Plenary Session with Dr. Sian Beilock
The brain registers social pain much in the same way that it registers physical pain. This fact puts a whole new spin on how to develop teamwork. For instance, team-work exercises that help people feel more physically connected may help foster mental connectedness as well. Beilock unpacks the most recent brain science to help your group perform at its best.
Sian Beilock is the eighth President of Barnard College. Previously, Sian was a professor of psychology and Executive Vice Provost at the University of Chicago. She recently received the National Academy of Sciences 2017 Troland Research Award, an award given to young investigators in recognition of outstanding achievement within experimental psychology. Sian’s work is primarily on performance, anxiety and why people “choke” under pressure.
Her book, Choke: What the Secrets of the Brain Reveal About Getting It Right When You Have To, presents the latest neuroscience and psychology on what holds us back from working at our full potential. It’s a tour of the surprising factors that can undermine our confidence and sap at crucial mental faculties. We’ve all been there.
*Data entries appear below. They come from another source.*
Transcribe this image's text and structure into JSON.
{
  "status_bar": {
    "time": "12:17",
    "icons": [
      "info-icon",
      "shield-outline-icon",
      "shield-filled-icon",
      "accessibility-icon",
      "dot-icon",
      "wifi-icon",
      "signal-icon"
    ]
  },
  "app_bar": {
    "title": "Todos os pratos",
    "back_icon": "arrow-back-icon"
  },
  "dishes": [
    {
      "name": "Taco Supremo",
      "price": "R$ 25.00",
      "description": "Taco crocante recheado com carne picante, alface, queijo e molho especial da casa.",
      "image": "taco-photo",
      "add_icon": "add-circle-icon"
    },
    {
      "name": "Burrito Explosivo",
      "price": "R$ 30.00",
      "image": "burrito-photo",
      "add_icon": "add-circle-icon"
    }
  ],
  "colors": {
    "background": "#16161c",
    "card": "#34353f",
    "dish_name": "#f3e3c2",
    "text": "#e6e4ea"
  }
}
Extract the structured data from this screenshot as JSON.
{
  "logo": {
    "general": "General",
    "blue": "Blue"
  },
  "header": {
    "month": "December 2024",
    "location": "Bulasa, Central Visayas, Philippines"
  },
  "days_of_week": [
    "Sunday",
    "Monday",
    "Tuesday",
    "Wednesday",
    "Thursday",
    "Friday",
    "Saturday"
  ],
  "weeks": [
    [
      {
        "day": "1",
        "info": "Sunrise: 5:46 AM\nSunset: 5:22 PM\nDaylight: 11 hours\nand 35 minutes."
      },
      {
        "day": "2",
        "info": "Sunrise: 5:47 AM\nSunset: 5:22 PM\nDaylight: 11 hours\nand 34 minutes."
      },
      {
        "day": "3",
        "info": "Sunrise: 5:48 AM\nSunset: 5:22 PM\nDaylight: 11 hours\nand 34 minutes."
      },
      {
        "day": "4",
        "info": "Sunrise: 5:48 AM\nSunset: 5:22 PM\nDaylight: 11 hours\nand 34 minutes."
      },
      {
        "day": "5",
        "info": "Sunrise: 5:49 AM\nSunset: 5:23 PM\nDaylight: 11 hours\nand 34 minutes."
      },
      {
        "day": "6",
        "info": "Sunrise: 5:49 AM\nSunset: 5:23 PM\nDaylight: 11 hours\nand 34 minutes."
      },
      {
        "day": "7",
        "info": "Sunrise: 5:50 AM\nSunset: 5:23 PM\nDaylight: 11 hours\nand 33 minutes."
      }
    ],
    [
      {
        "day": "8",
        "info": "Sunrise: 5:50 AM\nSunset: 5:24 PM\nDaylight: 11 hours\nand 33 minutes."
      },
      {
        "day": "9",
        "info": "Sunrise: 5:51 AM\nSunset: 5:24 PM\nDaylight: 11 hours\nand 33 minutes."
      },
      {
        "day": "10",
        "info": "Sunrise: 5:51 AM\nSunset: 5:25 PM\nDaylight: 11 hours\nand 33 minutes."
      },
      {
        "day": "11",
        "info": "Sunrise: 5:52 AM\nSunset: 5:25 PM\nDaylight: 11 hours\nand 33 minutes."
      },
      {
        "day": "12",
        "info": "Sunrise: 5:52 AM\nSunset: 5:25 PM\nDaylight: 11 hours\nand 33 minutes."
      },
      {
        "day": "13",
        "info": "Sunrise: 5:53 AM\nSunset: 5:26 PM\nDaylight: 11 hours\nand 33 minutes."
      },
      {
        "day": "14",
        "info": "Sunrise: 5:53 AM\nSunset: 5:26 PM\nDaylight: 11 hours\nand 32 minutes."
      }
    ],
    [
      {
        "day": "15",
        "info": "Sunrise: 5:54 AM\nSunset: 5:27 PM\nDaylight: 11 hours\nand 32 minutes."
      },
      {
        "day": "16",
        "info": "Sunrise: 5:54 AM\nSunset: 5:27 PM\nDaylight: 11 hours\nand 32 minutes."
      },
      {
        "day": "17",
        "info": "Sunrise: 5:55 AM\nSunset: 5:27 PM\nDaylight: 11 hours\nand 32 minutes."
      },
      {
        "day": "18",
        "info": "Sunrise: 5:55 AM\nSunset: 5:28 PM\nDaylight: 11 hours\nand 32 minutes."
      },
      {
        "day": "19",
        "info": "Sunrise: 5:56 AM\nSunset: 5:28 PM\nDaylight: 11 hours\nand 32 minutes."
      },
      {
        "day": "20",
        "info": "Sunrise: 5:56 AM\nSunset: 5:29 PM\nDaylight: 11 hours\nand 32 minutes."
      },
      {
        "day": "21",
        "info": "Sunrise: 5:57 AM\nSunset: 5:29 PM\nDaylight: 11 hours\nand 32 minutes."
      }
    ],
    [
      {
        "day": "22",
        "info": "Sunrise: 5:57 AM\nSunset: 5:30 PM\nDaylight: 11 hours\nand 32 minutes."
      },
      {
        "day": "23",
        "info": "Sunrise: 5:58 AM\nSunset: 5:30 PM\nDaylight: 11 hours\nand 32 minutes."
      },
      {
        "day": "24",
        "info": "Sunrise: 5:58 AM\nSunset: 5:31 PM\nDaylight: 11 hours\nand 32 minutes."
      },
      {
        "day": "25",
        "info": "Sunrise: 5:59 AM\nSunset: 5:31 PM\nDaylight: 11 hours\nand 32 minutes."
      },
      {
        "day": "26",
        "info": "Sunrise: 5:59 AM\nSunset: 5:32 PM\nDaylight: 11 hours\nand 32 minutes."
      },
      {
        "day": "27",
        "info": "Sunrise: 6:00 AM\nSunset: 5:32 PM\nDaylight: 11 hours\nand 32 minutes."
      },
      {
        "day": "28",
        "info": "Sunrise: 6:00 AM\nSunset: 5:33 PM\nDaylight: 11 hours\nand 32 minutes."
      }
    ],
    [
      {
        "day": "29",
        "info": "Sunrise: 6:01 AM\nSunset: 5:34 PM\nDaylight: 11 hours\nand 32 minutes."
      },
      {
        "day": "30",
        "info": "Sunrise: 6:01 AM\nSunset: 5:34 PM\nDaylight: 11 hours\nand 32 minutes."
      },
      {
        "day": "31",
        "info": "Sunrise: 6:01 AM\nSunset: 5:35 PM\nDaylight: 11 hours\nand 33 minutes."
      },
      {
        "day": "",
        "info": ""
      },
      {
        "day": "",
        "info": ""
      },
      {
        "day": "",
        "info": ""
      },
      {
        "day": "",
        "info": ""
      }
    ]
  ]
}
The big presentation at an all-important meeting. The final exam in a tough course. The last putt at the last hole of a tense round of golf. You’re ready: you know the material, you’ve studied the books, you’ve practiced your swing. But as you watch the partners’ expectant looks — or struggle to focus on the page — or try to read the green as your friends snicker — you fail. You fumble. You choke. Why is so hard to show our strength under the gun? Conversely, why do some people thrive under pressure? Were they just born that way? Or can chokers learn how to keep their cool? Sian is here to tell you — yes, they can.